Closing Costs is one of the things that is often over looked when buying a home. Most consumers focus only on the required down payment however closing costs come at the end when you are at the lawyers office. Lenders require you to verify anywhere between 0.5% – 1.5% of the purchase price for closing costs to pay for the following:
1. Real Estate Lawyer
Whether you are buying, selling or refinancing a home, your lawyer’s overall responsibility is to make sure your paperwork is filed, your rights are protected and your transaction goes through.
If you are buying a home, your lawyer’s job is to: conduct a title search, get title insurance in place, register the home in your name, draw up a Statement of Adjustments, and facilitate the financial transactions on closing day.
If you are selling a home, your lawyer will do another title search on your home to make sure there are no defects. Your lawyer will also draft the deed of the home for the buyer, calculate any closing costs you have to pay and draft a Statement of Adjustments for you. On closing day, they’ll facilitate the financial transaction and hand you a cheque for what’s leftover, after paying off anything you owed on your mortgage, your real estate agent’s fees, legal fees, etc.
If you are refinancing, your lawyer will conduct yet another title search, to ensure it’s clear of defects; this protects both you and your lender. After that, your lawyer will register the new mortgage amount and facilitate the rest of the financial transaction. When you refinance, your lawyer drafts up a Trust Ledger Statement instead of a Statement of Adjustments; it’s essentially the same financial document, but your transaction is only with the bank – not another buyer or seller.
2. Interest Adjustment
The interest adjustment date (IAD) is simply the date your interest adjustment payment is due; it’s set by your lender, and is almost always the day before your first mortgage payment is scheduled to come out.
3. Statement of Adjustments
Whether you’re buying, selling or refinancing your home, you’ll need a lawyer to help you complete your paperwork and facilitate the financial transaction. On closing day, you’ll sit down with your lawyer to make sure everything is done, and you’ll walk out with a statement that shows you exactly how your money was moved around in the process.
If you buy or build a brand new home or condo, you need to pay the federal goods and services tax (GST) on the purchase price – or the harmonized sales tax (HST), if you live in a province that has it.
If you put less than 20% down payment on your home, you will need to purchase mortgage default insurance. More commonly known as CMHC insurance.
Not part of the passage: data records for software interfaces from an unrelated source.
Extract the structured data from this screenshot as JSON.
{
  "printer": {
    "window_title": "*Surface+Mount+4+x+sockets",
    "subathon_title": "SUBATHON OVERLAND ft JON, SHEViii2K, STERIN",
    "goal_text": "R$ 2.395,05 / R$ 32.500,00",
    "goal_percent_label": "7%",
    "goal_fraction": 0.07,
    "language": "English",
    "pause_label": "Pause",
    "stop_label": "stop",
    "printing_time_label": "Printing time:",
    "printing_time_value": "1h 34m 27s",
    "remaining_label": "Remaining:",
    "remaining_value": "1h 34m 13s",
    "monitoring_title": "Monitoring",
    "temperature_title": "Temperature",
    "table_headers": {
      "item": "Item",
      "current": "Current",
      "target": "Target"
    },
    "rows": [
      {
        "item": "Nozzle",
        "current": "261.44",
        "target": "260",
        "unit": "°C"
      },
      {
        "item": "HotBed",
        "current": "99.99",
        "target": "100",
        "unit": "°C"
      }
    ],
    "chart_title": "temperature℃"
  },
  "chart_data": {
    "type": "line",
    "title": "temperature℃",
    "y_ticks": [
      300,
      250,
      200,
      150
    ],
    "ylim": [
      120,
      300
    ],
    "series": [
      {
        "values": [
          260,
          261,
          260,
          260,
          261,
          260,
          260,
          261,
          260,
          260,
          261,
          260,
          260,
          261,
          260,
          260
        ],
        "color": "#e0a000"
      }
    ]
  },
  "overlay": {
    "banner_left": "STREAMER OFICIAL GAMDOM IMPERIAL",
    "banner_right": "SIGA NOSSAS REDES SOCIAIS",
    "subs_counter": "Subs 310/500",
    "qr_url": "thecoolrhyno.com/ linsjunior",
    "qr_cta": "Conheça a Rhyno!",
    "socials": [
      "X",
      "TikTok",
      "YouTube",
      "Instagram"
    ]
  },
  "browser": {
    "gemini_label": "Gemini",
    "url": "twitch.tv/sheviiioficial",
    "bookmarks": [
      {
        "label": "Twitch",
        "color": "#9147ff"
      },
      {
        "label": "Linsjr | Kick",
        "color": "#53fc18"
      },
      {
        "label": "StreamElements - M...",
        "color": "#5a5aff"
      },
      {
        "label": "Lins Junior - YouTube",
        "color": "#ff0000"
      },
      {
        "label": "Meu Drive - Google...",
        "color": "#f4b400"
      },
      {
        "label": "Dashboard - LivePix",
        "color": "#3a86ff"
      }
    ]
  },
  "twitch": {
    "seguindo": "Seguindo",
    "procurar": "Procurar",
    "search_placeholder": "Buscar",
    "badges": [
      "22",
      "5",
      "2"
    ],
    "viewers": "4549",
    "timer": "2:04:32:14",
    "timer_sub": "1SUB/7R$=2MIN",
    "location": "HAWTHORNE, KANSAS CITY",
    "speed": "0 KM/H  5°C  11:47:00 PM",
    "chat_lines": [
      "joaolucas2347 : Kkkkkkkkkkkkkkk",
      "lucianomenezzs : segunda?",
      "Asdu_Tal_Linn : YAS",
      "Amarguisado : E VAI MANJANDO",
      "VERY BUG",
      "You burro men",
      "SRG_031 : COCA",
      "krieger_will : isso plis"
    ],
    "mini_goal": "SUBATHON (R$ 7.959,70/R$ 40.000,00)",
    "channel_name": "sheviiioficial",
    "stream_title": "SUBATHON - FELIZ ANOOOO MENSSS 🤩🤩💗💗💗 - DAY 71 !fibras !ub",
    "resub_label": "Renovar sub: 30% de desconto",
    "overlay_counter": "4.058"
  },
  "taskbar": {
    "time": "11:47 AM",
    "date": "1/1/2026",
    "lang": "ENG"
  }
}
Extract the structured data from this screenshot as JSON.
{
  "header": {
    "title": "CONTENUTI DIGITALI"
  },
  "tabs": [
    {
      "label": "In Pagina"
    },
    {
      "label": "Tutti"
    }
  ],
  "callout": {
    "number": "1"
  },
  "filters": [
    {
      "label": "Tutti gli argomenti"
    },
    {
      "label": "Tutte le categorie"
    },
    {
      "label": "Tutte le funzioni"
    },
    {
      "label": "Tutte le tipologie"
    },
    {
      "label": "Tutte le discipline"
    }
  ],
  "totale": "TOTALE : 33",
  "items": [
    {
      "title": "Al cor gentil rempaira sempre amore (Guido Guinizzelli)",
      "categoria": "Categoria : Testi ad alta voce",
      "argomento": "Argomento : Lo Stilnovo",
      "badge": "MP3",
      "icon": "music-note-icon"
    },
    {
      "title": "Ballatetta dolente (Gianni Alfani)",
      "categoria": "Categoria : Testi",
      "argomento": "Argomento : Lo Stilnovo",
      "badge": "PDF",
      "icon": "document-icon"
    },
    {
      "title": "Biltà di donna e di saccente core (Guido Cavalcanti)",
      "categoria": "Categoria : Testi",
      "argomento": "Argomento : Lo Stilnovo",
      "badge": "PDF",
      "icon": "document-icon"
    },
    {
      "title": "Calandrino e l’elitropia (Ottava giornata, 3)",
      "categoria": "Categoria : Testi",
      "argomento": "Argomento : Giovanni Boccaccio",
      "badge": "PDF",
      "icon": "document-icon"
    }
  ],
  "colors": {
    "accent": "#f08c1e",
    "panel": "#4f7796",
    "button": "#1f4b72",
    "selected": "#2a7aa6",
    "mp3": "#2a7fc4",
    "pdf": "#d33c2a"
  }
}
Mortgage default insurance protects your lender in the event that you ever had to default on your mortgage. While CMHC insurance can quickly add up to thousands of dollars, it’s not a cost you need to pay for upfront. Instead, CMHC insurance is added to your mortgage and paid off over the life of your loan.
6. Home Insurance
You will be required to provide proof of a home insurance policy in place at the lawyers office to protect the home against a potential fire and have first loss payable to the lender.
7. Property Taxes
One of the carrying costs that come with owning a home is property tax. Property taxes are charged by the municipality you live in, and are used to pay for services such as garbage and recycling collection, sewer protection, road and draining maintenance, snow removal, street lighting, policing, fire protection and more. How much you have to pay depends on the municipality you live in, as well as the value of the other properties around you.
How can I pay my property taxes?
Most lenders will give you the option to tack your property taxes onto your monthly mortgage payment. To do this, they simply take your annual property taxes and divide the total amount by how many mortgage payments you make each year. You can also pay directly to your municipality through the TIPPS program.
What if the seller has prepaid their property taxes?
When you purchase a home, your real estate lawyer will do the legwork to make sure all of the seller’s expenses are up-to-date, including the property taxes. If they are not, the seller will be required to pay them to the municipality. On the other hand, if the seller has prepaid their property taxes for the entire year, you’ll need to reimburse them a prorated amount, from your closing date to the day they’ve paid up until.
Closing costs are always required whether buying, selling or refinancing. Speak with our trusted Edmonton mortgage broker Eva Neufeld to make sure you are prepared. Mortgage Tailors will help make sure you are fully prepared for your closing costs.